EXERCISE DATA Start Marker

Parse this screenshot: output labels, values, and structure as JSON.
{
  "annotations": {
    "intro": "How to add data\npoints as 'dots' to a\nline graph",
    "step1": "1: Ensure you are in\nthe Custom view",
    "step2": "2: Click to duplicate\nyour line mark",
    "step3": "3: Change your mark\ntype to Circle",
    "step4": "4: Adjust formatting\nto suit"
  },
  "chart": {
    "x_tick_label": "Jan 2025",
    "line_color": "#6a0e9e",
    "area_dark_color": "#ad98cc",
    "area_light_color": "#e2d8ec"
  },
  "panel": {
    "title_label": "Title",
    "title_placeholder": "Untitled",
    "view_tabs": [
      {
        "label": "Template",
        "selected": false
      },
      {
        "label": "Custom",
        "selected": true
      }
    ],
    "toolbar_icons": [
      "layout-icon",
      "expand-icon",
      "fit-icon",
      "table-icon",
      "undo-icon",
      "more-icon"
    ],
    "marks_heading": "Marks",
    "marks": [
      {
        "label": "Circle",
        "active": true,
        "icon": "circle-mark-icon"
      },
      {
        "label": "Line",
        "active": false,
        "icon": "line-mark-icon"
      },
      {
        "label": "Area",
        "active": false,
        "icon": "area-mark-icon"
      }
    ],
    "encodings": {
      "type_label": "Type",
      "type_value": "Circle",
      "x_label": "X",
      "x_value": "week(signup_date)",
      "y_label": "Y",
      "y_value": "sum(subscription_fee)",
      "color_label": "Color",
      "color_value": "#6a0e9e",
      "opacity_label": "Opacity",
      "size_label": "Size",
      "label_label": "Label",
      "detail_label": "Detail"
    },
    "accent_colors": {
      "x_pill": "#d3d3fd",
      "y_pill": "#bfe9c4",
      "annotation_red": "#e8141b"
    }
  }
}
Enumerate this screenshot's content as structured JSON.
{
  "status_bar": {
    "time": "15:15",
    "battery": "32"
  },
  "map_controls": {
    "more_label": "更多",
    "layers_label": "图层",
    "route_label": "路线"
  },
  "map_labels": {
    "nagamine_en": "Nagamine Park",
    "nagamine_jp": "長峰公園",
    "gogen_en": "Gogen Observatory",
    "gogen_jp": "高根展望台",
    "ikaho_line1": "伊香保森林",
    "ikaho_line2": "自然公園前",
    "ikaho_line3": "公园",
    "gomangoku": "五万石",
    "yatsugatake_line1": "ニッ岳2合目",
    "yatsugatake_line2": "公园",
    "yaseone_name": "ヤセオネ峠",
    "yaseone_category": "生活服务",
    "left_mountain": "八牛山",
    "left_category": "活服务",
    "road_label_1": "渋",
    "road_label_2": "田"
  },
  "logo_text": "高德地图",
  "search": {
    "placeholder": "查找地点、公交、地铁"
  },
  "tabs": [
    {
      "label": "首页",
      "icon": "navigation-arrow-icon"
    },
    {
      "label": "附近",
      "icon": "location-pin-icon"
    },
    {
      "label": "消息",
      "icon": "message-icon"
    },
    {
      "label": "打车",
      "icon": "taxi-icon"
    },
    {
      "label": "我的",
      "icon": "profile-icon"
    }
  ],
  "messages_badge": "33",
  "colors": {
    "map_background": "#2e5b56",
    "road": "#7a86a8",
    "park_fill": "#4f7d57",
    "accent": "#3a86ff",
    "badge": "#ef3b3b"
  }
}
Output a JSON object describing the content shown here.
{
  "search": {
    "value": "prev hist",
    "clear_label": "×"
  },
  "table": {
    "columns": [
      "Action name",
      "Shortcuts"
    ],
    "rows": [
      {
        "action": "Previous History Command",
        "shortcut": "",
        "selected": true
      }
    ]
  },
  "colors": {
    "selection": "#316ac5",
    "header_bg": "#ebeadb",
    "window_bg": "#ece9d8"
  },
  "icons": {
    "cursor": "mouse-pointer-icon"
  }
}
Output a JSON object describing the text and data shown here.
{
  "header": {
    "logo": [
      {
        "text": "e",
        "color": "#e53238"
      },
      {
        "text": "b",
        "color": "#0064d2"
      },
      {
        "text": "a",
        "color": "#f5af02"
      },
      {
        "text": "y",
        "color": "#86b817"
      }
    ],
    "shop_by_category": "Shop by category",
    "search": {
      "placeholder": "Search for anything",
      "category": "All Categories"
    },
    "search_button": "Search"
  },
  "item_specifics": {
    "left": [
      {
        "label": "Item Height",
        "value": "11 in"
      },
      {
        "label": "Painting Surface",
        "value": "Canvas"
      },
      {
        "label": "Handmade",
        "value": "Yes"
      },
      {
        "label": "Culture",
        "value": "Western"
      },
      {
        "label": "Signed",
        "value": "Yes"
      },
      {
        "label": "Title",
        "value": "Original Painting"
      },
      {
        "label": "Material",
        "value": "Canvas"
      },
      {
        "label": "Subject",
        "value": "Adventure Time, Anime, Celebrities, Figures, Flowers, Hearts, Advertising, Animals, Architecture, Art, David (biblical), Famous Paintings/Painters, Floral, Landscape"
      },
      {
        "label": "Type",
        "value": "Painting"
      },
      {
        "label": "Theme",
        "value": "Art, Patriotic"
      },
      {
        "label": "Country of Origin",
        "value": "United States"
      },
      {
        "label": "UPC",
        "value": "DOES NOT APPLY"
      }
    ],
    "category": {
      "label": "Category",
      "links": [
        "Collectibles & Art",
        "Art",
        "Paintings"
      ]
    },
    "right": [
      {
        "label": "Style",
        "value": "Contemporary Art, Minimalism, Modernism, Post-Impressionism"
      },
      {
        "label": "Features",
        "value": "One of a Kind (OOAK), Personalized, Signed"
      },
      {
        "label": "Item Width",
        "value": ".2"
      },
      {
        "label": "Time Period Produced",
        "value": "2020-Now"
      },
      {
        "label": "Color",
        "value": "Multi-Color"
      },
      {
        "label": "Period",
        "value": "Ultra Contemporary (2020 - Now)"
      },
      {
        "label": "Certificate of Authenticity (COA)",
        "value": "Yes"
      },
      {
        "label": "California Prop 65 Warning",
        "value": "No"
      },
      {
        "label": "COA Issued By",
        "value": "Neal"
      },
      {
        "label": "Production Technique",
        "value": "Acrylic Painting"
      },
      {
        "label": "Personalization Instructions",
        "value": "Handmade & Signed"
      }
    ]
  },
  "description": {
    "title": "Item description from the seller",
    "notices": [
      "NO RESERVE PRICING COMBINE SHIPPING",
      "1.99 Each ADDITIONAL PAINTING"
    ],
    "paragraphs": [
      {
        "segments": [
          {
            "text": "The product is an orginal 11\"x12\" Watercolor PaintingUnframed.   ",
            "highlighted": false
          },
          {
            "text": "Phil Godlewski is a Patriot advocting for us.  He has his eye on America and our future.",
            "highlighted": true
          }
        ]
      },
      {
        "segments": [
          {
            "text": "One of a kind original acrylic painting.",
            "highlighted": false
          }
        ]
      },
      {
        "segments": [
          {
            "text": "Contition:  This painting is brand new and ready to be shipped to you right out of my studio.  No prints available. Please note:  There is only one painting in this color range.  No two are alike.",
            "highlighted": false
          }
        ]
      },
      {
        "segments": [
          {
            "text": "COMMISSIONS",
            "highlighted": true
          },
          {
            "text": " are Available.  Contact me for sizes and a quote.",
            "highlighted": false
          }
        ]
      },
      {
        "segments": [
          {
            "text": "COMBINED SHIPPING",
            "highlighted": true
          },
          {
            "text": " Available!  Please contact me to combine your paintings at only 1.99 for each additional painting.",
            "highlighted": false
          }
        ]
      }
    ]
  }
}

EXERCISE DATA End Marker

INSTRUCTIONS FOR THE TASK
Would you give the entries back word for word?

REPLY
Parse this screenshot: output labels, values, and structure as JSON.
{
  "annotations": {
    "intro": "How to add data\npoints as 'dots' to a\nline graph",
    "step1": "1: Ensure you are in\nthe Custom view",
    "step2": "2: Click to duplicate\nyour line mark",
    "step3": "3: Change your mark\ntype to Circle",
    "step4": "4: Adjust formatting\nto suit"
  },
  "chart": {
    "x_tick_label": "Jan 2025",
    "line_color": "#6a0e9e",
    "area_dark_color": "#ad98cc",
    "area_light_color": "#e2d8ec"
  },
  "panel": {
    "title_label": "Title",
    "title_placeholder": "Untitled",
    "view_tabs": [
      {
        "label": "Template",
        "selected": false
      },
      {
        "label": "Custom",
        "selected": true
      }
    ],
    "toolbar_icons": [
      "layout-icon",
      "expand-icon",
      "fit-icon",
      "table-icon",
      "undo-icon",
      "more-icon"
    ],
    "marks_heading": "Marks",
    "marks": [
      {
        "label": "Circle",
        "active": true,
        "icon": "circle-mark-icon"
      },
      {
        "label": "Line",
        "active": false,
        "icon": "line-mark-icon"
      },
      {
        "label": "Area",
        "active": false,
        "icon": "area-mark-icon"
      }
    ],
    "encodings": {
      "type_label": "Type",
      "type_value": "Circle",
      "x_label": "X",
      "x_value": "week(signup_date)",
      "y_label": "Y",
      "y_value": "sum(subscription_fee)",
      "color_label": "Color",
      "color_value": "#6a0e9e",
      "opacity_label": "Opacity",
      "size_label": "Size",
      "label_label": "Label",
      "detail_label": "Detail"
    },
    "accent_colors": {
      "x_pill": "#d3d3fd",
      "y_pill": "#bfe9c4",
      "annotation_red": "#e8141b"
    }
  }
}
Enumerate this screenshot's content as structured JSON.
{
  "status_bar": {
    "time": "15:15",
    "battery": "32"
  },
  "map_controls": {
    "more_label": "更多",
    "layers_label": "图层",
    "route_label": "路线"
  },
  "map_labels": {
    "nagamine_en": "Nagamine Park",
    "nagamine_jp": "長峰公園",
    "gogen_en": "Gogen Observatory",
    "gogen_jp": "高根展望台",
    "ikaho_line1": "伊香保森林",
    "ikaho_line2": "自然公園前",
    "ikaho_line3": "公园",
    "gomangoku": "五万石",
    "yatsugatake_line1": "ニッ岳2合目",
    "yatsugatake_line2": "公园",
    "yaseone_name": "ヤセオネ峠",
    "yaseone_category": "生活服务",
    "left_mountain": "八牛山",
    "left_category": "活服务",
    "road_label_1": "渋",
    "road_label_2": "田"
  },
  "logo_text": "高德地图",
  "search": {
    "placeholder": "查找地点、公交、地铁"
  },
  "tabs": [
    {
      "label": "首页",
      "icon": "navigation-arrow-icon"
    },
    {
      "label": "附近",
      "icon": "location-pin-icon"
    },
    {
      "label": "消息",
      "icon": "message-icon"
    },
    {
      "label": "打车",
      "icon": "taxi-icon"
    },
    {
      "label": "我的",
      "icon": "profile-icon"
    }
  ],
  "messages_badge": "33",
  "colors": {
    "map_background": "#2e5b56",
    "road": "#7a86a8",
    "park_fill": "#4f7d57",
    "accent": "#3a86ff",
    "badge": "#ef3b3b"
  }
}
Output a JSON object describing the content shown here.
{
  "search": {
    "value": "prev hist",
    "clear_label": "×"
  },
  "table": {
    "columns": [
      "Action name",
      "Shortcuts"
    ],
    "rows": [
      {
        "action": "Previous History Command",
        "shortcut": "",
        "selected": true
      }
    ]
  },
  "colors": {
    "selection": "#316ac5",
    "header_bg": "#ebeadb",
    "window_bg": "#ece9d8"
  },
  "icons": {
    "cursor": "mouse-pointer-icon"
  }
}
Output a JSON object describing the text and data shown here.
{
  "header": {
    "logo": [
      {
        "text": "e",
        "color": "#e53238"
      },
      {
        "text": "b",
        "color": "#0064d2"
      },
      {
        "text": "a",
        "color": "#f5af02"
      },
      {
        "text": "y",
        "color": "#86b817"
      }
    ],
    "shop_by_category": "Shop by category",
    "search": {
      "placeholder": "Search for anything",
      "category": "All Categories"
    },
    "search_button": "Search"
  },
  "item_specifics": {
    "left": [
      {
        "label": "Item Height",
        "value": "11 in"
      },
      {
        "label": "Painting Surface",
        "value": "Canvas"
      },
      {
        "label": "Handmade",
        "value": "Yes"
      },
      {
        "label": "Culture",
        "value": "Western"
      },
      {
        "label": "Signed",
        "value": "Yes"
      },
      {
        "label": "Title",
        "value": "Original Painting"
      },
      {
        "label": "Material",
        "value": "Canvas"
      },
      {
        "label": "Subject",
        "value": "Adventure Time, Anime, Celebrities, Figures, Flowers, Hearts, Advertising, Animals, Architecture, Art, David (biblical), Famous Paintings/Painters, Floral, Landscape"
      },
      {
        "label": "Type",
        "value": "Painting"
      },
      {
        "label": "Theme",
        "value": "Art, Patriotic"
      },
      {
        "label": "Country of Origin",
        "value": "United States"
      },
      {
        "label": "UPC",
        "value": "DOES NOT APPLY"
      }
    ],
    "category": {
      "label": "Category",
      "links": [
        "Collectibles & Art",
        "Art",
        "Paintings"
      ]
    },
    "right": [
      {
        "label": "Style",
        "value": "Contemporary Art, Minimalism, Modernism, Post-Impressionism"
      },
      {
        "label": "Features",
        "value": "One of a Kind (OOAK), Personalized, Signed"
      },
      {
        "label": "Item Width",
        "value": ".2"
      },
      {
        "label": "Time Period Produced",
        "value": "2020-Now"
      },
      {
        "label": "Color",
        "value": "Multi-Color"
      },
      {
        "label": "Period",
        "value": "Ultra Contemporary (2020 - Now)"
      },
      {
        "label": "Certificate of Authenticity (COA)",
        "value": "Yes"
      },
      {
        "label": "California Prop 65 Warning",
        "value": "No"
      },
      {
        "label": "COA Issued By",
        "value": "Neal"
      },
      {
        "label": "Production Technique",
        "value": "Acrylic Painting"
      },
      {
        "label": "Personalization Instructions",
        "value": "Handmade & Signed"
      }
    ]
  },
  "description": {
    "title": "Item description from the seller",
    "notices": [
      "NO RESERVE PRICING COMBINE SHIPPING",
      "1.99 Each ADDITIONAL PAINTING"
    ],
    "paragraphs": [
      {
        "segments": [
          {
            "text": "The product is an orginal 11\"x12\" Watercolor PaintingUnframed.   ",
            "highlighted": false
          },
          {
            "text": "Phil Godlewski is a Patriot advocting for us.  He has his eye on America and our future.",
            "highlighted": true
          }
        ]
      },
      {
        "segments": [
          {
            "text": "One of a kind original acrylic painting.",
            "highlighted": false
          }
        ]
      },
      {
        "segments": [
          {
            "text": "Contition:  This painting is brand new and ready to be shipped to you right out of my studio.  No prints available. Please note:  There is only one painting in this color range.  No two are alike.",
            "highlighted": false
          }
        ]
      },
      {
        "segments": [
          {
            "text": "COMMISSIONS",
            "highlighted": true
          },
          {
            "text": " are Available.  Contact me for sizes and a quote.",
            "highlighted": false
          }
        ]
      },
      {
        "segments": [
          {
            "text": "COMBINED SHIPPING",
            "highlighted": true
          },
          {
            "text": " Available!  Please contact me to combine your paintings at only 1.99 for each additional painting.",
            "highlighted": false
          }
        ]
      }
    ]
  }
}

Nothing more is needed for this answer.